In a book about his championship Lakers teams, noted basketball guru (and University of Kentucky alum) Pat Riley explained the difficulty in winning back-to-back titles by referencing something he termed the “Disease of More.” Sports writers have been using the term ever since, but the idea applies equally well to fields other than sports. At its core, it is the idea that success leads to failure: collective success leads individuals to want “more” on an individual level and to therefore sacrifice less in the pursuit of collective success. In terms of Pat Riley’s basketball team, “more” meant more playing time and more salary. In terms of the legal academy from the mid-eighties up until recent times, “more” meant more faculty lines and more tuition. The increases in tuition in turn led to the current “crisis in legal education” caused by a precipitous drop in law school applications as heavy debt loads have begun to render legal practice less profitable.
Obviously, the legal education crisis has a profound impact on academic law libraries, which for the most part derive their budgets directly from their law schools. In the long term, however, the crisis’s negative consequences will also be felt by law libraries outside academia as well. Because of the high cost of law school, the legal profession threatens to become more class-based, with only students from upper-middle class backgrounds able to afford the requisite education. Already, people with fewer means struggle to afford legal representation to such an extent that it has caused states to look at alternatives to fully-licensed attorneys, as well as spawned an Access to Justice Movement (see for example CALI’s latest initiative). As anyone who provides reference services to the public can attest, a lack of affordable representation often forces people to attempt to represent themselves. This strains already poorly-funded public libraries. Furthermore, a class-based profession would necessarily be a smaller profession, and so the number or sizes of private law libraries may also be reduced. Thus, it is not just academic librarians that need to be concerned about the crisis.

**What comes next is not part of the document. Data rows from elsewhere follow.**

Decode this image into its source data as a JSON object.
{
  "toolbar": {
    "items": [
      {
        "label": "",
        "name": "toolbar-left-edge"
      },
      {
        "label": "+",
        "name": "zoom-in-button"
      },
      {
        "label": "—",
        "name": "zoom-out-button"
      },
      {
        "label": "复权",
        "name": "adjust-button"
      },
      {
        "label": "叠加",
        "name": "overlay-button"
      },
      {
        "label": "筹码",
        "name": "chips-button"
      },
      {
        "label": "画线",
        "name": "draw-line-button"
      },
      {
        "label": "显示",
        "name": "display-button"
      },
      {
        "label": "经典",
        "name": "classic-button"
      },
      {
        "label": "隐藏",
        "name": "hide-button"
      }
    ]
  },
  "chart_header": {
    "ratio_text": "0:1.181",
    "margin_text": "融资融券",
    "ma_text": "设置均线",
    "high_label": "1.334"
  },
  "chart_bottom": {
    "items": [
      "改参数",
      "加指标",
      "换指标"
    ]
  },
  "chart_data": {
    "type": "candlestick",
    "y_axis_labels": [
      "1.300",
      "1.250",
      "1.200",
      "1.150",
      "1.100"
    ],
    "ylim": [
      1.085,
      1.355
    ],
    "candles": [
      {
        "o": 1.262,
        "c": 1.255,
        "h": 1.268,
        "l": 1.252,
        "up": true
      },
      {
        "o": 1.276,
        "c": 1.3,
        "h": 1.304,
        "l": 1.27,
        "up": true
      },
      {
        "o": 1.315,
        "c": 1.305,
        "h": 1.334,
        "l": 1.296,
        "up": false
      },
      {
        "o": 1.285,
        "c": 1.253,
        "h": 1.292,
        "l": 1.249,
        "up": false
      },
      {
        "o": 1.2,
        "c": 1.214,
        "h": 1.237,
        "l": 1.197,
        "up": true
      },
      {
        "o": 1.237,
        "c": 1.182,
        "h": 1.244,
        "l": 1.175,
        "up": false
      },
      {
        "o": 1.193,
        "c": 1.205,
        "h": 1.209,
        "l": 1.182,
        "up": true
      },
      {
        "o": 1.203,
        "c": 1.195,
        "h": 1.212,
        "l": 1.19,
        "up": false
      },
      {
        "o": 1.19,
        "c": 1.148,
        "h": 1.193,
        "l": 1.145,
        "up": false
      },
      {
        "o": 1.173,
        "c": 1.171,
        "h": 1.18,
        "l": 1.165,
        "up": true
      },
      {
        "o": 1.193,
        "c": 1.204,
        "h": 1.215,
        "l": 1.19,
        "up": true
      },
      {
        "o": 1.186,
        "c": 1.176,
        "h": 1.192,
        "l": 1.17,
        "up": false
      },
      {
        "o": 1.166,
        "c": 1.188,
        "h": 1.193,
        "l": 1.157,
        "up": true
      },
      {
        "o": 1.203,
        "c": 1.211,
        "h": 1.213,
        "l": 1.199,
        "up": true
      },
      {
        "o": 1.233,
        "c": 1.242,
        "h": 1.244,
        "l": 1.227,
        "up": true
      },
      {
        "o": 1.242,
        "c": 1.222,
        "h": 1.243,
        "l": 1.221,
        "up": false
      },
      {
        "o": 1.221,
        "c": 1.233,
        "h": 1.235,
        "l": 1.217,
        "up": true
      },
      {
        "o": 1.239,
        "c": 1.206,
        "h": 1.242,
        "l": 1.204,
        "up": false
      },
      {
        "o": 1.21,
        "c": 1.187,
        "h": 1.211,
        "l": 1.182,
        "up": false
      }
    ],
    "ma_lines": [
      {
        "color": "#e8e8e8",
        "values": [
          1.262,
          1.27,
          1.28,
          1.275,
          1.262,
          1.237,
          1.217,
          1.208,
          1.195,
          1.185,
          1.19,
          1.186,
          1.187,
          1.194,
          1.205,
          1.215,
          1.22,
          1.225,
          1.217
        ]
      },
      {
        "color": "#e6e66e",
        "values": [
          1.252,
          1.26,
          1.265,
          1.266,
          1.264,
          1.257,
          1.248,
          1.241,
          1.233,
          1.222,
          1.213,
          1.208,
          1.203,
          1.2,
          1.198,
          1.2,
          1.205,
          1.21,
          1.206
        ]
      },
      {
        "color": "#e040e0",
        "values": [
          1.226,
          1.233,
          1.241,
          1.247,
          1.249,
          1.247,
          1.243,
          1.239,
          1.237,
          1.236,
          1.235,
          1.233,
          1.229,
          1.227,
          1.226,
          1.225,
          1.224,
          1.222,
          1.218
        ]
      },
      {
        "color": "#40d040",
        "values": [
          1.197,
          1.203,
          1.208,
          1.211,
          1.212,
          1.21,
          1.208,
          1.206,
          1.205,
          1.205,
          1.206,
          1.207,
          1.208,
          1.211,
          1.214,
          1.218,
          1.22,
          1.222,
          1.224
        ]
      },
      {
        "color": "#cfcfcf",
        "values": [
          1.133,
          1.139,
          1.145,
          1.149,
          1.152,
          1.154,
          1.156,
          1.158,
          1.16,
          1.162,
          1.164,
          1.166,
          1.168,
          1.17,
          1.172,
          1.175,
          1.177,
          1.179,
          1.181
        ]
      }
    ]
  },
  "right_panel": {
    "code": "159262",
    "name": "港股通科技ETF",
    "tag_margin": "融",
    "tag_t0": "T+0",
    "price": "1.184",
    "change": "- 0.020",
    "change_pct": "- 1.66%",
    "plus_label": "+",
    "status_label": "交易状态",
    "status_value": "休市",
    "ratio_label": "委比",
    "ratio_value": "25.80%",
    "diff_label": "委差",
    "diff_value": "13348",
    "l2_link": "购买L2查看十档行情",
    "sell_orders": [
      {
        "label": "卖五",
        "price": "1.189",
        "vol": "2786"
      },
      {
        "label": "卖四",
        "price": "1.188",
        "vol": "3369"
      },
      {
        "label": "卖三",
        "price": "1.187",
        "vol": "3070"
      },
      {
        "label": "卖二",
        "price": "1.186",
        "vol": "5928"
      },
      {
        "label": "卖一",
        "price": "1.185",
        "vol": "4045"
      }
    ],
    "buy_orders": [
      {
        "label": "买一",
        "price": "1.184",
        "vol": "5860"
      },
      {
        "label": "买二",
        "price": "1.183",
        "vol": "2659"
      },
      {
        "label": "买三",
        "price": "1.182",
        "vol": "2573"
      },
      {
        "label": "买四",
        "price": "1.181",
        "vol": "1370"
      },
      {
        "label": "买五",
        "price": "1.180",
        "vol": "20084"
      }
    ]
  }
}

Luckily for law libraries, the legal academy finally seems aware of its disease and is beginning to take steps to ameliorate the crisis. It has even been pointed out how academic libraries can help with (and possibly benefit from) the fix. That said, treating symptoms does not remove the underlying cause of the disease: the rising costs. The only true cure is to reduce the cost of law school, but this cure carries negative impacts for libraries, as it is emotionally easier for the dean to cut the law library’s material budget as opposed to someone’s job. Add to this the fact that legal vendors periodically also suffer from the “disease of more” and so raise prices, and it is easy to see a point in the near future where libraries are forced to make tough decisions about subscriptions. Typically law firms (the ones who can afford it, anyway) subscribe to either Westlaw or Lexis. Will academic law libraries be able to justify continuing to pay costs for both? How does the recent LLJ article about evidence that the majority of practicing lawyers use neither regularly affect our decisions? These are tough questions without certain answers. What is certain, however, is that combating the “disease of more” will require sacrifices from individual institutions (whether law schools, libraries, or both) in order to advance collective success.